10. Would you give up life insurance benefits at your current or next prospective employer if they gave you the option of working remotely full-time?

  • 44% answered "yes"
  • 56% answered "no"

11. Would you give up 25% of your paid-time off (PTO) at your current or next prospective employer if they gave you the option of working remotely full-time?

  • 46% answered "yes"
  • 54% answered "no"

12. Would you give up 50% of your paid-time off (PTO) at your current or next prospective employer if they gave you the option of working remotely full-time?

  • 23% answered "yes"
  • 77% answered "no"

13. Would you give up 75% of your paid-time off (PTO) at your current or next prospective employer if they gave you the option of working remotely full-time?

  • 17% answered "yes"
  • 83% answered "no"

14. Would you give up 100% of your paid-time off (PTO) at your current or next prospective employer if they gave you the option of working remotely full-time?
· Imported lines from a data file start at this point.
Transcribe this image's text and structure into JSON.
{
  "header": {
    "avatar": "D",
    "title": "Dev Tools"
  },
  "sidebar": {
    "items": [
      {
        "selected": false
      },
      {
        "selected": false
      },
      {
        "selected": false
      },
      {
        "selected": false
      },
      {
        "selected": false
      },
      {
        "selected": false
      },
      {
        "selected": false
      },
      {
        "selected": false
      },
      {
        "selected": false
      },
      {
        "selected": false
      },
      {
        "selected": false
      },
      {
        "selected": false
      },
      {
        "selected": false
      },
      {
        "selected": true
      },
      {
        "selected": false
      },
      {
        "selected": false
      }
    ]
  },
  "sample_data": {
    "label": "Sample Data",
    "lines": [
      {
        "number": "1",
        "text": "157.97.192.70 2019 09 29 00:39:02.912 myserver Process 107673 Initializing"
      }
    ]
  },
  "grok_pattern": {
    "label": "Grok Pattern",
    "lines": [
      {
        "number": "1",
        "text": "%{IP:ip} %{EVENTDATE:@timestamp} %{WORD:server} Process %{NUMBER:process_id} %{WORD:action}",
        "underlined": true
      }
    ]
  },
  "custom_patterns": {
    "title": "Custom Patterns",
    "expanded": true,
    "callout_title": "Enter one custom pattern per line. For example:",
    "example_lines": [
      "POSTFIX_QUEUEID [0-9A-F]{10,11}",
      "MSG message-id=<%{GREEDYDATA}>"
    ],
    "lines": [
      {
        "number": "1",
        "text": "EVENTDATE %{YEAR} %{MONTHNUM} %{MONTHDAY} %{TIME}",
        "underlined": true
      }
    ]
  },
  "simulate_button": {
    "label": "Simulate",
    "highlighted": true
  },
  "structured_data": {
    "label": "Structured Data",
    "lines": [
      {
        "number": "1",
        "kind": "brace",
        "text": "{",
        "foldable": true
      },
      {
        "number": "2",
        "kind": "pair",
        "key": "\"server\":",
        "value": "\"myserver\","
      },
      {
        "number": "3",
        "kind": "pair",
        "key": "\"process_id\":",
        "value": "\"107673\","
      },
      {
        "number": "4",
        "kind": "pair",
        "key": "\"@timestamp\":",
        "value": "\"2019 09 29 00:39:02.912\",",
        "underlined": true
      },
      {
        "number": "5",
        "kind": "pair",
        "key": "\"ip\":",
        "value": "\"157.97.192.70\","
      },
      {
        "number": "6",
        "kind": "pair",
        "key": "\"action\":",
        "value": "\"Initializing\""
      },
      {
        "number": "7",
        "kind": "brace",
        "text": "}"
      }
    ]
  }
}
  • 15% answered "yes"
  • 85% answered "no"

15. Would you give up your 401(k) (or other retirement plan) at your current or next prospective employer if they gave you the option of working remotely full-time?

  • 36% answered "yes"
  • 64% answered "no"

16. Would you work an extra 10 hours per week at your current or next prospective employer if they gave you the option of working remotely full-time?

  • 53% answered "yes"
  • 47% answered "no"

17. Would you give up your student loan repayment assistance benefit at your current or next prospective employer if they gave you the option of working remotely full-time?

  • 48% answered "yes"
  • 52% answered "no"

18. Would you give up paid parental leave at your current or next prospective employer if they gave you the option of working remotely full-time?

  • 44% answered "yes"
  • 56% answered "no"

19. Would you give up mental health benefits at your current or next prospective employer if they gave you the option of working remotely full-time?

  • 47% answered "yes"
  • 53% answered "no"

20. Would you give up fitness benefits at your current or next prospective employer if they gave you the option of working remotely full-time?

  • 64% answered "yes"
  • 36% answered "no"

21. Would you give up social media for the next year if it meant your current or next prospective employer gave you the option of working remotely full-time?

  • 55% answered "yes"
  • 45% answered "no"

22. Would you give up your right to vote in all future local and national elections for the rest of your life if it meant your current or next prospective employer gave you the option of working remotely full-time?

  • 34% answered "yes"
  • 66% answered "no"

23. Would you give up Netflix (or your favorite streaming service) for the next year if it meant your current or next prospective employer gave you the option of working remotely full-time?

  • 52% answered "yes"
  • 48% answered "no"

24. Would you give up Amazon for the next year if it meant your current or next prospective employer gave you the option of working remotely full-time?

  • 52% answered "yes"
  • 48% answered "no"
Research
Published July 27, 2021